Look, the name "PoorerThanYou.com" – that’s tongue-in-cheek. I’m well aware that, simply by being an American, I’m in the top 15% of the world’s wealthiest. Poor as I am, I’m actually rich. And if you’re reading this, you’re probably rich as well. Don’t believe me? Check out just how rich you are.
But I already know how rich I am, because of the quality of the education I’ve received. I’m not even talking about the fancy college education that I’ve gotten into way too much debt for – although that certainly could be used as an indicator.
Rather, I can tell my relative wealth simply by looking at my elementary and high schools. Textbooks, teachers, computers, music classes, science classes, drama club… all courtesy of the New York State public school system.
Most of the nearly two–billion children in the developing world are inadequately educated, or receive no education at all. One in three does not complete the fifth grade.
–One Laptop Per Child, www.laptop.org
Is poverty a cause of poor education, or is poor education a cause of poverty? As best I can tell, the answer is: Yes. Both. It’s a vicious cycle. Poor schooling means little economic opportunity, and struggling economies can’t afford to build schools.
Many of you already know that I lead a group on my college campus called Students for Cambodian Schools. I haven’t been able to donate much money to the cause, thanks to my debt and all that. But debt – being "poor" in America – is no excuse for ignoring the real plight of others. Just because I can’t give money doesn’t mean I don’t have something to give.

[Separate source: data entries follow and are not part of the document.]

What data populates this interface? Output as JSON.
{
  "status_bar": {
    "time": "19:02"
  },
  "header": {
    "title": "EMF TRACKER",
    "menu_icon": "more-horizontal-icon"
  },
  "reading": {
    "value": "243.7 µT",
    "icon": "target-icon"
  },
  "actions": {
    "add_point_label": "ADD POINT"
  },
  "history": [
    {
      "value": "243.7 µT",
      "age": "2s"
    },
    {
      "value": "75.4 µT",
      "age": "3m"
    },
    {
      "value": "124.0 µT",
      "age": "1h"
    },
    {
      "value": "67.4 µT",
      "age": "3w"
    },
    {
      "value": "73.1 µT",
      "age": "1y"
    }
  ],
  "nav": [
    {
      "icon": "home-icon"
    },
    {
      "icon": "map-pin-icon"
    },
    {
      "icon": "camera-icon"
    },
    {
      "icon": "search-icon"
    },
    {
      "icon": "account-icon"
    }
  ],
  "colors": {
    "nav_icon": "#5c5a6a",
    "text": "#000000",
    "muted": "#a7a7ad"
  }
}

Call this what you want: bleeding heart liberalism, white guilt, "#62 Knowing what’s best for poor people" … it is what it is. I implore you today, on Blog Action Day, to take a look at people that truly are Poorer Than You. And think what one hour of your time or one bill out of your wallet might mean to someone living in poverty.
The floodgate – I mean, the comments section – is open.